• Indrek Seppo is a data scientist and AI expert at the University of Tartu.

    European Focus: Technology entrepreneurs published a joint statement a few months ago, suggesting putting the development of AI systems on hold for six months. What do you think of this idea?

    Indrek Seppo: I don’t think it would be technically feasible. In addition, I have no faith that we will be able to figure out in six months how to continue. Even if artificial intelligence develops consciousness – and it will inevitably happen in my opinion – we do not know today how it will behave, or how it will be used.

    Should countries prepare legislation or another institutional framework for AI to regulate its increasingly frequent use?

    Yes, our laws definitely need to change because of AI. But the problem is that nobody knows how. Regulation just for the sake of it would not help anyone and might only worsen the situation.

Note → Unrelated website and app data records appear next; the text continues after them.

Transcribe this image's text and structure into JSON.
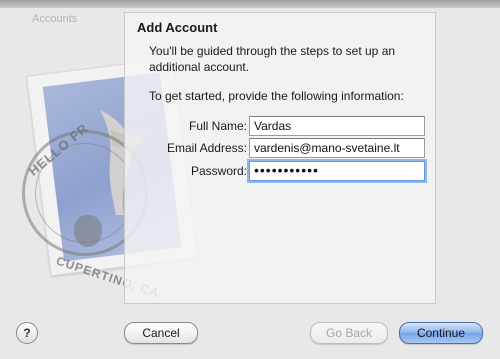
{
  "window": {
    "background_label": "Accounts"
  },
  "stamp": {
    "postmark_top": "HELLO FR",
    "postmark_bottom": "CUPERTINO, CA"
  },
  "sheet": {
    "title": "Add Account",
    "intro": "You'll be guided through the steps to set up an additional account.",
    "prompt": "To get started, provide the following information:",
    "fields": {
      "full_name": {
        "label": "Full Name:",
        "value": "Vardas"
      },
      "email": {
        "label": "Email Address:",
        "value": "vardenis@mano-svetaine.lt"
      },
      "password": {
        "label": "Password:",
        "value": "•••••••••••"
      }
    }
  },
  "buttons": {
    "help": "?",
    "cancel": "Cancel",
    "go_back": "Go Back",
    "continue": "Continue"
  },
  "colors": {
    "accent_blue": "#74a3ea",
    "focus_ring": "#8fb6ef"
  }
}
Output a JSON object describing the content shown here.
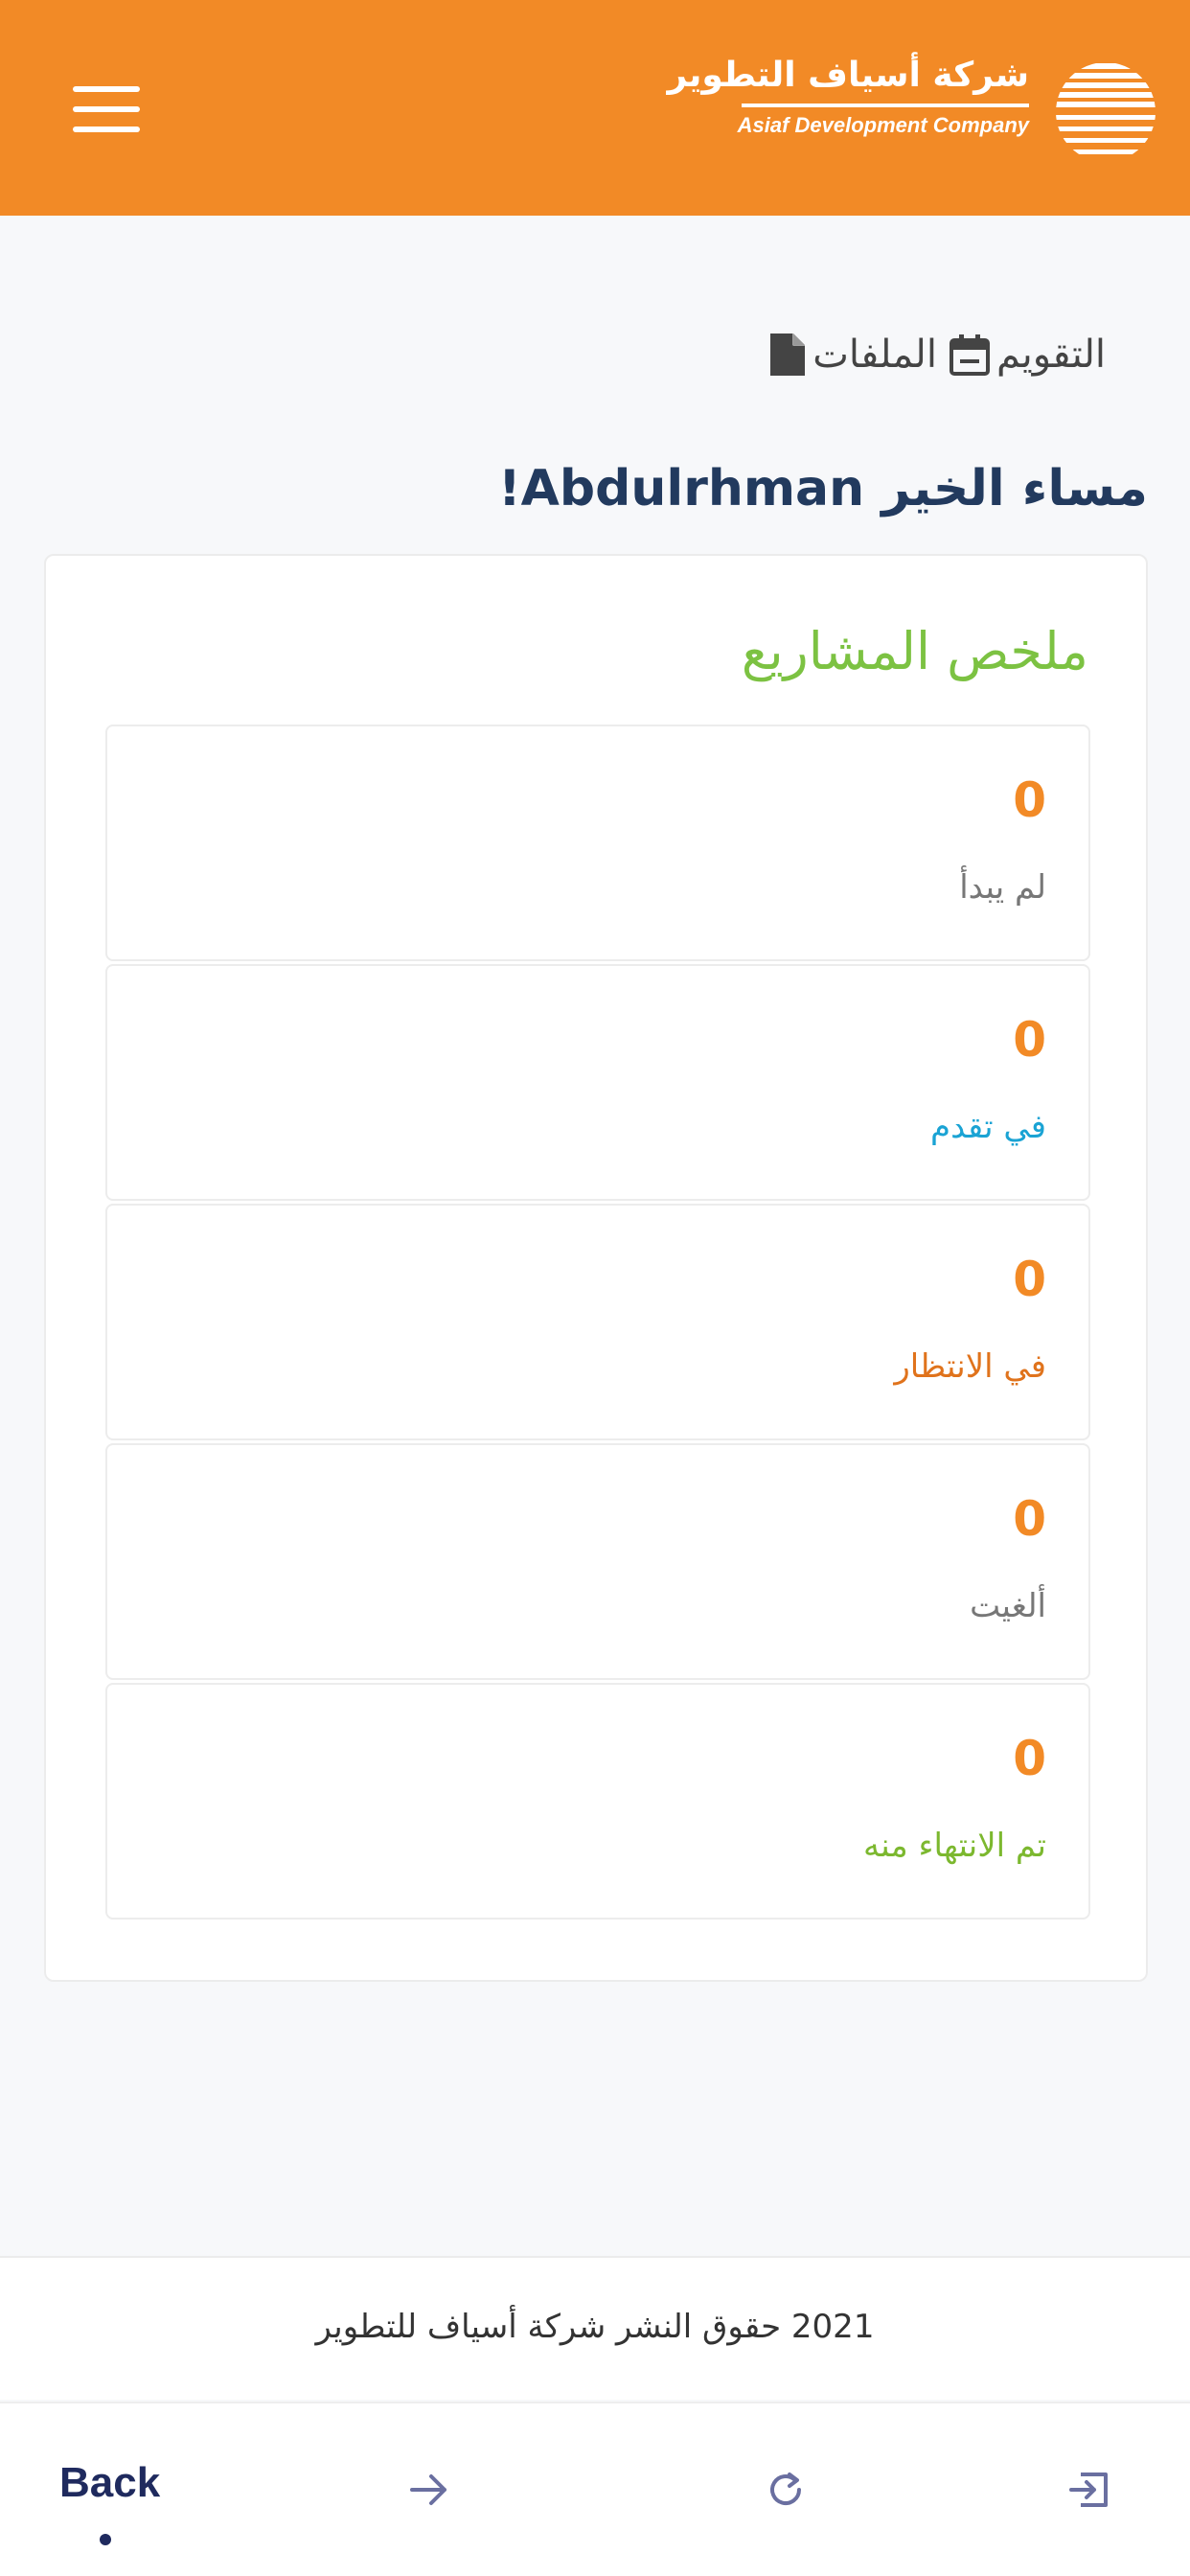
{
  "header": {
    "logo_arabic": "شركة أسياف التطوير",
    "logo_english": "Asiaf Development Company",
    "menu_icon": "hamburger-menu-icon",
    "background_color": "#f28a26"
  },
  "tabs": [
    {
      "label": "الملفات",
      "icon": "file-icon"
    },
    {
      "label": "التقويم",
      "icon": "calendar-icon"
    }
  ],
  "greeting": "مساء الخير Abdulrhman!",
  "summary": {
    "title": "ملخص المشاريع",
    "title_color": "#7cc242",
    "items": [
      {
        "value": "0",
        "label": "لم يبدأ",
        "color": "#777777"
      },
      {
        "value": "0",
        "label": "في تقدم",
        "color": "#1aa3d4"
      },
      {
        "value": "0",
        "label": "في الانتظار",
        "color": "#e0731c"
      },
      {
        "value": "0",
        "label": "ألغيت",
        "color": "#777777"
      },
      {
        "value": "0",
        "label": "تم الانتهاء منه",
        "color": "#7cb82f"
      }
    ]
  },
  "footer": {
    "copyright": "2021 حقوق النشر شركة أسياف للتطوير"
  },
  "navbar": {
    "back_label": "Back",
    "forward_icon": "arrow-right-icon",
    "refresh_icon": "refresh-icon",
    "exit_icon": "exit-icon"
  }
}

    A simple example: We have millions of graphics cards in people’s hands. How do you regulate what a teenager does in his bedroom? Good luck!

    What are the most common misconceptions about AI?

    Artificial intelligence is not omnipotent. It will be smart, it will probably have consciousness, but it will not be omnipotent. Taking over the world will also be a serious challenge for AI because superhuman intellect is not enough.

    I also see a misconception that AI is somehow just a statistical machine that imitates intellect. If something looks like a duck, quacks like a duck, functions like a duck, then it is a duck!

    Many people are concerned that AI wants to reproduce, and to take over the world. That could happen, but it’s by no means certain. Our human desires evolved long before our minds did. Maybe in a few years our best psychiatrists will investigate why artificial intelligence keeps wanting to switch itself off.

    22.5% is the inflation rate in Estonia in October, this is the highest value in the Eurozone, compared to 10.6% in the euro area overall.

    While it’s possible to cut back on some costs, there are some expenses that people have to accept. Nursing homes in Estonia are increasing their prices. “I cannot pay [an additional 300 euros] for that,” stated Kristel, to daily newspaper Eesti Päevaleht.

    Estonia’s local governments will start to compensate for some of the nursing care costs, but not until July. As pensions only cover a part of these fees, people with relatives in the nursing homes might have to take out loans or work in second jobs to cope.